At first glance, all of Beverly Barkat’s charcoal art appear to be monochrome.But first impressions are merely an entrée to a voyage of discovery.Barkat’s new exhibition, “Screening Layers,” which opened at Artist House in Tel Aviv last week and runs until December 26, offers plenty for the eye to appreciate and the mind to digest. In between bringing up her children and carrying out her responsibilities as the wife of Jerusalem Mayor Nir Barkat, the artist has produced an impressive body of work.

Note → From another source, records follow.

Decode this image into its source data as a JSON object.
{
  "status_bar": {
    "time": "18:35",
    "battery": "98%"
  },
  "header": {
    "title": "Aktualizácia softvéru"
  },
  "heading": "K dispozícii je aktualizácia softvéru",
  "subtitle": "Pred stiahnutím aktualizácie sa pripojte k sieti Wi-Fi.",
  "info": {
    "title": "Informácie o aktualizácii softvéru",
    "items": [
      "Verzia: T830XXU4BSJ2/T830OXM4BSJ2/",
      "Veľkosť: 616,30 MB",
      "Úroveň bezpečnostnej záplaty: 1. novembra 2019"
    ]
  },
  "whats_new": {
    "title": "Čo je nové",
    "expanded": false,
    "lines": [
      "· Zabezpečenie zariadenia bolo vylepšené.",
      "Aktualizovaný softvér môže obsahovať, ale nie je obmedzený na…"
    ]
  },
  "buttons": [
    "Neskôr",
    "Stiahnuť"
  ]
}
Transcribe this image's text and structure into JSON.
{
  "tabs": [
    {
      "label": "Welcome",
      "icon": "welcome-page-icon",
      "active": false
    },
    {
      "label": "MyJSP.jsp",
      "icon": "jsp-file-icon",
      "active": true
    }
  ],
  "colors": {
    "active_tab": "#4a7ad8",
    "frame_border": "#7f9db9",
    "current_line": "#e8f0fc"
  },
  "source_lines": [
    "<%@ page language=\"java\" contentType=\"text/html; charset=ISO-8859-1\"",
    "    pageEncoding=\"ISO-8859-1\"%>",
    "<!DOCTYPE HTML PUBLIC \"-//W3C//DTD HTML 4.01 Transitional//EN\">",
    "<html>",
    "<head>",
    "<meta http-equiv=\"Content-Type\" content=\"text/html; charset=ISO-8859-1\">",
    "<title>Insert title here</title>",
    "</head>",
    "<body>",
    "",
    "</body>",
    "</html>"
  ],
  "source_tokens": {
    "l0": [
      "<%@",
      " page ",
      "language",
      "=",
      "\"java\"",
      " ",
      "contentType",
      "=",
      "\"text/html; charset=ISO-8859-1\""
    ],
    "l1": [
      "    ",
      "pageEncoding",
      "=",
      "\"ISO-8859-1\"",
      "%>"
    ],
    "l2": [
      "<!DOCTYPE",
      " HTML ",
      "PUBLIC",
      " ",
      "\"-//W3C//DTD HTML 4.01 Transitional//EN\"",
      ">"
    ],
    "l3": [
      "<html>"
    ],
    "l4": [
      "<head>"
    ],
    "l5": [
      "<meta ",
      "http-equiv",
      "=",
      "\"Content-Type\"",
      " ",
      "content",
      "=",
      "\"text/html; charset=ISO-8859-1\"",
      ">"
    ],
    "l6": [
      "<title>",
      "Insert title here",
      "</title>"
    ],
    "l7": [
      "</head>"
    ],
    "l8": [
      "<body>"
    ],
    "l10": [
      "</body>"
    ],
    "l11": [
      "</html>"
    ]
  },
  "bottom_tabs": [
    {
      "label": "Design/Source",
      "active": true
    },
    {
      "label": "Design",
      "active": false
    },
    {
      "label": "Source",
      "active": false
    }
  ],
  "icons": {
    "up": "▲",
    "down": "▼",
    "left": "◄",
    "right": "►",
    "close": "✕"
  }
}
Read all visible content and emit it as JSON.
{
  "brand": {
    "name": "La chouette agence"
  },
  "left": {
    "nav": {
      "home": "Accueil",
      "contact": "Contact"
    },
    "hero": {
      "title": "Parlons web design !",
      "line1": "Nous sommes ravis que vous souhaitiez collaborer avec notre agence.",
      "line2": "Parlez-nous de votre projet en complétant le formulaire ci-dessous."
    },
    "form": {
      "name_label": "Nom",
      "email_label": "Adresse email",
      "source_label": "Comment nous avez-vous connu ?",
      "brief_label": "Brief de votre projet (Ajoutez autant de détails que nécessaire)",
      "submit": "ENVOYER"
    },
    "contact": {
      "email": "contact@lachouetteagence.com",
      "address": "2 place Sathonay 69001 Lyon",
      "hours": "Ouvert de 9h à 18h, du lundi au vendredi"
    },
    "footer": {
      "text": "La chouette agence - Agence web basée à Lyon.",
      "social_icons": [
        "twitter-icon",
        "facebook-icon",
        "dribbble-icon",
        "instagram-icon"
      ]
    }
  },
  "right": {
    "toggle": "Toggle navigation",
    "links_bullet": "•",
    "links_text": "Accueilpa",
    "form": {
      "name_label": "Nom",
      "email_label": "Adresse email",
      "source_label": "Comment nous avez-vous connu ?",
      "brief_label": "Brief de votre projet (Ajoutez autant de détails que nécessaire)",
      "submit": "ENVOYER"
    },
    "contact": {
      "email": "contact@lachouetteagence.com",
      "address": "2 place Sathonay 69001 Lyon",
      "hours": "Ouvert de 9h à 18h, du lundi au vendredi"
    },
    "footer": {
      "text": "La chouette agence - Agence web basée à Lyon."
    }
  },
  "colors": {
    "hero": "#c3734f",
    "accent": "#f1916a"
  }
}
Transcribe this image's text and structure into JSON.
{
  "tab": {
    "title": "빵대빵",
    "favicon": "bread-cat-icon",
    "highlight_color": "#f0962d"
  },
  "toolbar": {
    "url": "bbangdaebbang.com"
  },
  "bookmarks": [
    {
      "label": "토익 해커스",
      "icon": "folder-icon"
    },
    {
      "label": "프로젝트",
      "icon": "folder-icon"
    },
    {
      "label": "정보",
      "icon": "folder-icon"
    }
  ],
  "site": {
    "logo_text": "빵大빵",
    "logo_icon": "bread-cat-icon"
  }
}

The show, curated by Smadar Sheffi, features charcoal creations of generous – and sometimes extremely generous – proportions, created in Barkat’s expansive and well-lit Jerusalem studio. As one spends more time with each work, it becomes apparent that there are multiple strata yet to be unearthed in their many shades of gray.Considering Barkat’s artistic education, the wide swath of approaches that find their way into her creative process is hardly surprising. Her educational CV features studies at Jerusalem’s Bezalel Academy of Arts and Design and in the Czech Republic, encompassing ceramics, glass, sculpture, metalwork and architecture. That last one comes in handy in a variety of areas, including planning the layout of her current show.While Barkat is of diminutive physical stature, size is no object when it comes to putting her creative message out there.“Someone from a museum once asked me why I produce such large works – she indicated that the size of my creations was causing her some logistical problems. I told her that when you work in small dimensions, you get this,” she says, taking up a cramped position, “and, for me, this comes from the head, and this” – she stretches her arms as wide as they go – “comes from the whole body.”Still, she implies that the two are not mutually exclusive; it is more a matter of compartmentalizing.“That [compartmentalizing] also includes the head,” the artist continues. “We learn from other artists, from everything we encounter. But after we have taken it all on board, we have to disconnect the head and get to work. And then you use the whole body, and everything you bring with you from the things you have taken on board.”Barkat says she loses herself in the moment and that she is hardly conscious of what she is doing while a work evolves.“When I come out of the creative bubble, I stand back and look at what I have on the paper or canvas, and I wonder who produced it,” she muses. It is, she says, almost as if some alter ego were responsible for putting her creative juices into corporeal form.“In a way, I am not capable of producing these works of art,” she states. “It all really comes from a place that is more of the unconscious.”That, she notes, entails a significant mental leap of faith. “It is a learning process. It just came out of a realization that I need to work from some state of active meditation. I had to teach my body and my head not to intervene, and to let go.”Four months ago, she found herself a fitting physical domain for these endeavors, after a couple of years at different premises on the capital’s Agrippas Street. As one enters the two-story studio near the original premises of the Bezalel School, one immediately gets the feeling that if one were going to create anywhere, this would be an apt environment for it.“I studied painting with [Jerusalem Studio School founder and director] Israel Hershberg,” she recalls, “and when I came out of that, I had no idea what I wanted in terms of a studio, what work I wanted to do, and who and where I am in the world of art. And what I had to offer that was my own, and not taken from all sorts of other sources.”Thus began her odyssey into the realms of her muses, which required taking stock and looking inward.“I worked with the same model throughout – almost all my work feeds off that model or some sort of observation of our world – and for around two years I never invited anyone to the studio, and the few who did come, and whose opinions I value, tried to take me into all sorts of directions which I knew were not right for me. At that point I realized I just had to rely on myself and on whatever is evolving at the time, and to believe that I am moving in the right direction.”One would assume that requires a great deal of courage, though Barkat says she doesn’t know “if it’s courage or simply a need. Courage involves dealing with your own fears, but need is an existential thing. I couldn’t deal with the things in the outside world, and to handle the things going on in the art world, in my creative space, and what I bring to that, without detaching myself from the outside. Otherwise I would have done other stuff, things that are not me. Everything in this exhibition comes from that journey.”Judging by the works on display, it has been an exciting trip. There is a dynamic to her paintings that suggests a sense of searching and reflects her go-with-the-flow ethos. Though charcoal usually makes for a more single-dimensional effect, Barkat – through various devices and methods of application – invites us to wend our way through layers piled on top of each other by a free-flowing hand that appears to have shot off into the unknown and unfurled emotions and ideas as they popped out.There is something wildly primordial about her output, but there is a romanticism and pastoral calm about it, too. The latter is perhaps mostly noticeable in the recurrence of the artist’s beloved orchid motif, which has a pervading, almost mesmerizing presence.And although all the works are monochrome by definition, there is a strong sense of color to the show.“Don’t limit yourself to what the world tells you color is or isn’t,” says Barkat defiantly. “All the grays here have a plethora of rich, beautiful, sensual color, which we generally ignore. Popular culture dictates to us exactly what color is or isn’t. I am not willing to accept that.” For more information about “Screening Layers”: (03) 524-6685 or www.artisthouse.